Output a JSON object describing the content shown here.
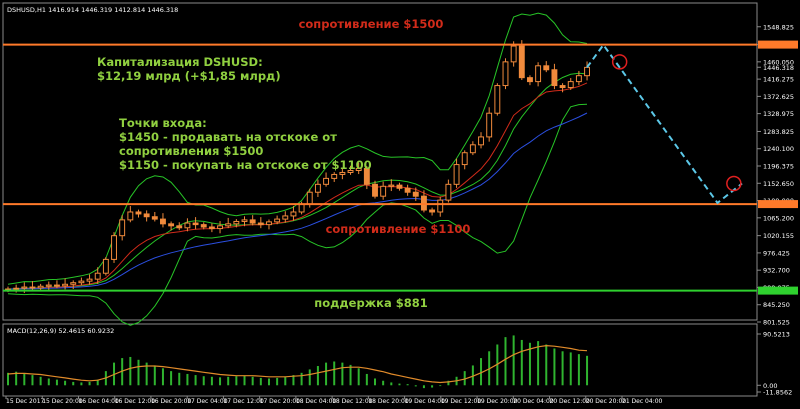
{
  "header": {
    "symbol_line": "DSHUSD,H1  1416.914 1446.319 1412.814 1446.318",
    "macd_line": "MACD(12,26,9) 52.4615 60.9232"
  },
  "annotations": {
    "resistance_top": "сопротивление $1500",
    "cap_line1": "Капитализация DSHUSD:",
    "cap_line2": "$12,19 млрд (+$1,85 млрд)",
    "entry_title": "Точки входа:",
    "entry_1": "$1450 - продавать на отскоке от",
    "entry_2": "сопротивления $1500",
    "entry_3": "$1150 - покупать на отскоке от $1100",
    "resistance_mid": "сопротивление $1100",
    "support": "поддержка $881"
  },
  "colors": {
    "background": "#000000",
    "candle_up": "#f08a3c",
    "candle_down": "#f08a3c",
    "resistance_line": "#ff7a2a",
    "support_line": "#2fd12f",
    "bollinger": "#27c427",
    "ma_red": "#d12b1a",
    "ma_blue": "#2b4fe0",
    "ma_green": "#27c427",
    "forecast": "#5cc8e8",
    "annotation_green": "#90d040",
    "annotation_red": "#d12b1a",
    "macd_bar": "#2fb42f",
    "macd_signal": "#e08a2a"
  },
  "chart_data": {
    "type": "candlestick",
    "symbol": "DSHUSD",
    "timeframe": "H1",
    "last_ohlc": {
      "open": 1416.914,
      "high": 1446.319,
      "low": 1412.814,
      "close": 1446.318
    },
    "price_ticks": [
      "1548.825",
      "1503.684",
      "1460.050",
      "1446.318",
      "1416.275",
      "1372.625",
      "1328.975",
      "1283.825",
      "1240.100",
      "1196.375",
      "1152.650",
      "1109.000",
      "1065.200",
      "1020.155",
      "976.425",
      "932.700",
      "888.975",
      "845.250",
      "801.525"
    ],
    "price_tick_values": [
      1548.825,
      1503.684,
      1460.05,
      1446.318,
      1416.275,
      1372.625,
      1328.975,
      1283.825,
      1240.1,
      1196.375,
      1152.65,
      1109.0,
      1065.2,
      1020.155,
      976.425,
      932.7,
      888.975,
      845.25,
      801.525
    ],
    "price_range": [
      801.525,
      1571
    ],
    "time_labels": [
      "15 Dec 2017",
      "15 Dec 20:00",
      "16 Dec 04:00",
      "16 Dec 12:00",
      "16 Dec 20:00",
      "17 Dec 04:00",
      "17 Dec 12:00",
      "17 Dec 20:00",
      "18 Dec 04:00",
      "18 Dec 12:00",
      "18 Dec 20:00",
      "19 Dec 04:00",
      "19 Dec 12:00",
      "19 Dec 20:00",
      "20 Dec 04:00",
      "20 Dec 12:00",
      "20 Dec 20:00",
      "21 Dec 04:00"
    ],
    "levels": [
      {
        "label": "сопротивление $1500",
        "value": 1503.684,
        "kind": "resistance"
      },
      {
        "label": "сопротивление $1100",
        "value": 1100,
        "kind": "resistance"
      },
      {
        "label": "поддержка $881",
        "value": 881,
        "kind": "support"
      }
    ],
    "price_series": [
      885,
      887,
      890,
      888,
      892,
      895,
      893,
      897,
      901,
      905,
      910,
      925,
      960,
      1020,
      1060,
      1080,
      1075,
      1068,
      1062,
      1050,
      1045,
      1040,
      1052,
      1048,
      1042,
      1038,
      1045,
      1050,
      1056,
      1060,
      1052,
      1048,
      1055,
      1062,
      1070,
      1080,
      1100,
      1130,
      1150,
      1165,
      1175,
      1180,
      1185,
      1190,
      1150,
      1120,
      1145,
      1148,
      1140,
      1130,
      1120,
      1085,
      1080,
      1110,
      1150,
      1200,
      1230,
      1250,
      1270,
      1330,
      1400,
      1460,
      1500,
      1420,
      1410,
      1450,
      1440,
      1400,
      1395,
      1410,
      1425,
      1446
    ],
    "forecast_path": [
      {
        "t": 71,
        "price": 1446
      },
      {
        "t": 73,
        "price": 1503
      },
      {
        "t": 87,
        "price": 1103
      },
      {
        "t": 90,
        "price": 1152
      }
    ],
    "targets": [
      {
        "t": 75,
        "price": 1460
      },
      {
        "t": 89,
        "price": 1152
      }
    ],
    "macd": {
      "ticks": [
        "90.5213",
        "0.00",
        "-11.8562"
      ],
      "tick_values": [
        90.5213,
        0,
        -11.8562
      ],
      "range": [
        -11.8562,
        90.5213
      ],
      "histogram": [
        22,
        24,
        20,
        18,
        15,
        12,
        10,
        8,
        6,
        5,
        6,
        10,
        25,
        40,
        48,
        50,
        45,
        40,
        35,
        30,
        25,
        22,
        20,
        18,
        16,
        15,
        14,
        15,
        16,
        17,
        15,
        13,
        12,
        13,
        15,
        18,
        22,
        28,
        34,
        40,
        42,
        40,
        36,
        30,
        20,
        12,
        8,
        5,
        3,
        2,
        -2,
        -5,
        -4,
        0,
        8,
        15,
        25,
        35,
        48,
        60,
        72,
        85,
        88,
        80,
        75,
        78,
        72,
        65,
        60,
        58,
        55,
        52
      ],
      "signal": [
        20,
        21,
        21,
        20,
        19,
        17,
        15,
        13,
        11,
        9,
        8,
        9,
        13,
        19,
        25,
        30,
        33,
        34,
        34,
        33,
        31,
        29,
        27,
        25,
        23,
        21,
        19,
        18,
        17,
        17,
        17,
        16,
        15,
        15,
        15,
        16,
        17,
        19,
        22,
        25,
        28,
        31,
        32,
        32,
        30,
        27,
        24,
        20,
        17,
        14,
        11,
        8,
        6,
        5,
        6,
        8,
        11,
        16,
        22,
        29,
        37,
        46,
        54,
        60,
        64,
        68,
        70,
        69,
        67,
        65,
        62,
        61
      ]
    }
  }
}
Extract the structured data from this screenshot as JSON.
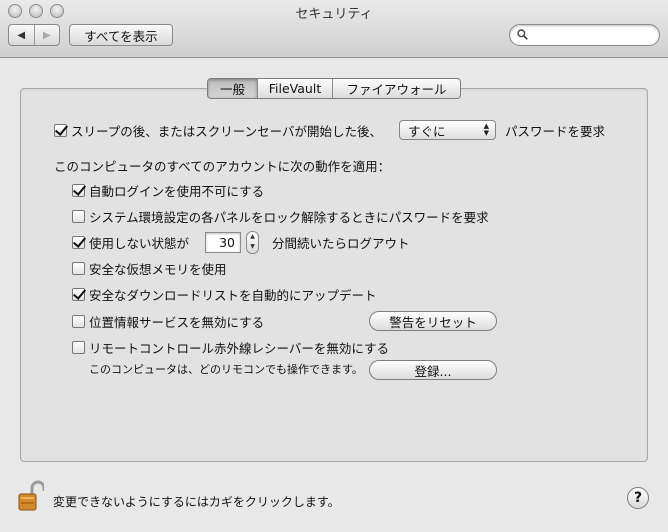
{
  "window": {
    "title": "セキュリティ"
  },
  "toolbar": {
    "back_glyph": "◀",
    "forward_glyph": "▶",
    "show_all_label": "すべてを表示",
    "search_placeholder": "",
    "search_value": ""
  },
  "tabs": [
    {
      "label": "一般",
      "active": true
    },
    {
      "label": "FileVault",
      "active": false
    },
    {
      "label": "ファイアウォール",
      "active": false
    }
  ],
  "sleep_row": {
    "label": "スリープの後、またはスクリーンセーバが開始した後、",
    "popup_value": "すぐに",
    "suffix": "パスワードを要求",
    "checked": true
  },
  "section_heading": "このコンピュータのすべてのアカウントに次の動作を適用：",
  "options": [
    {
      "label": "自動ログインを使用不可にする",
      "checked": true
    },
    {
      "label": "システム環境設定の各パネルをロック解除するときにパスワードを要求",
      "checked": false
    },
    {
      "label": "使用しない状態が",
      "checked": true,
      "minutes": "30",
      "suffix": "分間続いたらログアウト"
    },
    {
      "label": "安全な仮想メモリを使用",
      "checked": false
    },
    {
      "label": "安全なダウンロードリストを自動的にアップデート",
      "checked": true
    },
    {
      "label": "位置情報サービスを無効にする",
      "checked": false,
      "button": "警告をリセット"
    },
    {
      "label": "リモートコントロール赤外線レシーバーを無効にする",
      "checked": false,
      "note": "このコンピュータは、どのリモコンでも操作できます。",
      "button": "登録..."
    }
  ],
  "footer": {
    "lock_text": "変更できないようにするにはカギをクリックします。",
    "help_glyph": "?"
  }
}
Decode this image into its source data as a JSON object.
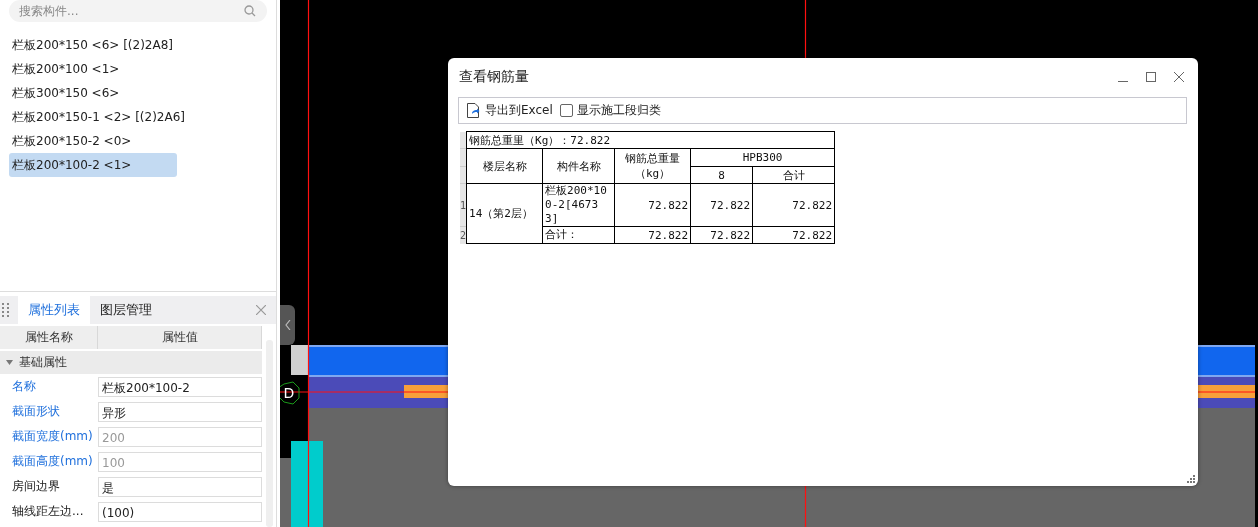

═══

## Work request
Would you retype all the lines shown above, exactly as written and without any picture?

## Response for this exercise
Output a JSON object describing the content shown here.
{
  "header": {
    "symbol_line": "DSHUSD,H1  1416.914 1446.319 1412.814 1446.318",
    "macd_line": "MACD(12,26,9) 52.4615 60.9232"
  },
  "annotations": {
    "resistance_top": "сопротивление $1500",
    "cap_line1": "Капитализация DSHUSD:",
    "cap_line2": "$12,19 млрд (+$1,85 млрд)",
    "entry_title": "Точки входа:",
    "entry_1": "$1450 - продавать на отскоке от",
    "entry_2": "сопротивления $1500",
    "entry_3": "$1150 - покупать на отскоке от $1100",
    "resistance_mid": "сопротивление $1100",
    "support": "поддержка $881"
  },
  "colors": {
    "background": "#000000",
    "candle_up": "#f08a3c",
    "candle_down": "#f08a3c",
    "resistance_line": "#ff7a2a",
    "support_line": "#2fd12f",
    "bollinger": "#27c427",
    "ma_red": "#d12b1a",
    "ma_blue": "#2b4fe0",
    "ma_green": "#27c427",
    "forecast": "#5cc8e8",
    "annotation_green": "#90d040",
    "annotation_red": "#d12b1a",
    "macd_bar": "#2fb42f",
    "macd_signal": "#e08a2a"
  },
  "chart_data": {
    "type": "candlestick",
    "symbol": "DSHUSD",
    "timeframe": "H1",
    "last_ohlc": {
      "open": 1416.914,
      "high": 1446.319,
      "low": 1412.814,
      "close": 1446.318
    },
    "price_ticks": [
      "1548.825",
      "1503.684",
      "1460.050",
      "1446.318",
      "1416.275",
      "1372.625",
      "1328.975",
      "1283.825",
      "1240.100",
      "1196.375",
      "1152.650",
      "1109.000",
      "1065.200",
      "1020.155",
      "976.425",
      "932.700",
      "888.975",
      "845.250",
      "801.525"
    ],
    "price_tick_values": [
      1548.825,
      1503.684,
      1460.05,
      1446.318,
      1416.275,
      1372.625,
      1328.975,
      1283.825,
      1240.1,
      1196.375,
      1152.65,
      1109.0,
      1065.2,
      1020.155,
      976.425,
      932.7,
      888.975,
      845.25,
      801.525
    ],
    "price_range": [
      801.525,
      1571
    ],
    "time_labels": [
      "15 Dec 2017",
      "15 Dec 20:00",
      "16 Dec 04:00",
      "16 Dec 12:00",
      "16 Dec 20:00",
      "17 Dec 04:00",
      "17 Dec 12:00",
      "17 Dec 20:00",
      "18 Dec 04:00",
      "18 Dec 12:00",
      "18 Dec 20:00",
      "19 Dec 04:00",
      "19 Dec 12:00",
      "19 Dec 20:00",
      "20 Dec 04:00",
      "20 Dec 12:00",
      "20 Dec 20:00",
      "21 Dec 04:00"
    ],
    "levels": [
      {
        "label": "сопротивление $1500",
        "value": 1503.684,
        "kind": "resistance"
      },
      {
        "label": "сопротивление $1100",
        "value": 1100,
        "kind": "resistance"
      },
      {
        "label": "поддержка $881",
        "value": 881,
        "kind": "support"
      }
    ],
    "price_series": [
      885,
      887,
      890,
      888,
      892,
      895,
      893,
      897,
      901,
      905,
      910,
      925,
      960,
      1020,
      1060,
      1080,
      1075,
      1068,
      1062,
      1050,
      1045,
      1040,
      1052,
      1048,
      1042,
      1038,
      1045,
      1050,
      1056,
      1060,
      1052,
      1048,
      1055,
      1062,
      1070,
      1080,
      1100,
      1130,
      1150,
      1165,
      1175,
      1180,
      1185,
      1190,
      1150,
      1120,
      1145,
      1148,
      1140,
      1130,
      1120,
      1085,
      1080,
      1110,
      1150,
      1200,
      1230,
      1250,
      1270,
      1330,
      1400,
      1460,
      1500,
      1420,
      1410,
      1450,
      1440,
      1400,
      1395,
      1410,
      1425,
      1446
    ],
    "forecast_path": [
      {
        "t": 71,
        "price": 1446
      },
      {
        "t": 73,
        "price": 1503
      },
      {
        "t": 87,
        "price": 1103
      },
      {
        "t": 90,
        "price": 1152
      }
    ],
    "targets": [
      {
        "t": 75,
        "price": 1460
      },
      {
        "t": 89,
        "price": 1152
      }
    ],
    "macd": {
      "ticks": [
        "90.5213",
        "0.00",
        "-11.8562"
      ],
      "tick_values": [
        90.5213,
        0,
        -11.8562
      ],
      "range": [
        -11.8562,
        90.5213
      ],
      "histogram": [
        22,
        24,
        20,
        18,
        15,
        12,
        10,
        8,
        6,
        5,
        6,
        10,
        25,
        40,
        48,
        50,
        45,
        40,
        35,
        30,
        25,
        22,
        20,
        18,
        16,
        15,
        14,
        15,
        16,
        17,
        15,
        13,
        12,
        13,
        15,
        18,
        22,
        28,
        34,
        40,
        42,
        40,
        36,
        30,
        20,
        12,
        8,
        5,
        3,
        2,
        -2,
        -5,
        -4,
        0,
        8,
        15,
        25,
        35,
        48,
        60,
        72,
        85,
        88,
        80,
        75,
        78,
        72,
        65,
        60,
        58,
        55,
        52
      ],
      "signal": [
        20,
        21,
        21,
        20,
        19,
        17,
        15,
        13,
        11,
        9,
        8,
        9,
        13,
        19,
        25,
        30,
        33,
        34,
        34,
        33,
        31,
        29,
        27,
        25,
        23,
        21,
        19,
        18,
        17,
        17,
        17,
        16,
        15,
        15,
        15,
        16,
        17,
        19,
        22,
        25,
        28,
        31,
        32,
        32,
        30,
        27,
        24,
        20,
        17,
        14,
        11,
        8,
        6,
        5,
        6,
        8,
        11,
        16,
        22,
        29,
        37,
        46,
        54,
        60,
        64,
        68,
        70,
        69,
        67,
        65,
        62,
        61
      ]
    }
  }
}
Extract the structured data from this screenshot as JSON.
{
  "window": {
    "title": "セキュリティ"
  },
  "toolbar": {
    "back_glyph": "◀",
    "forward_glyph": "▶",
    "show_all_label": "すべてを表示",
    "search_placeholder": "",
    "search_value": ""
  },
  "tabs": [
    {
      "label": "一般",
      "active": true
    },
    {
      "label": "FileVault",
      "active": false
    },
    {
      "label": "ファイアウォール",
      "active": false
    }
  ],
  "sleep_row": {
    "label": "スリープの後、またはスクリーンセーバが開始した後、",
    "popup_value": "すぐに",
    "suffix": "パスワードを要求",
    "checked": true
  },
  "section_heading": "このコンピュータのすべてのアカウントに次の動作を適用：",
  "options": [
    {
      "label": "自動ログインを使用不可にする",
      "checked": true
    },
    {
      "label": "システム環境設定の各パネルをロック解除するときにパスワードを要求",
      "checked": false
    },
    {
      "label": "使用しない状態が",
      "checked": true,
      "minutes": "30",
      "suffix": "分間続いたらログアウト"
    },
    {
      "label": "安全な仮想メモリを使用",
      "checked": false
    },
    {
      "label": "安全なダウンロードリストを自動的にアップデート",
      "checked": true
    },
    {
      "label": "位置情報サービスを無効にする",
      "checked": false,
      "button": "警告をリセット"
    },
    {
      "label": "リモートコントロール赤外線レシーバーを無効にする",
      "checked": false,
      "note": "このコンピュータは、どのリモコンでも操作できます。",
      "button": "登録..."
    }
  ],
  "footer": {
    "lock_text": "変更できないようにするにはカギをクリックします。",
    "help_glyph": "?"
  }
}
Decode this image into its source data as a JSON object.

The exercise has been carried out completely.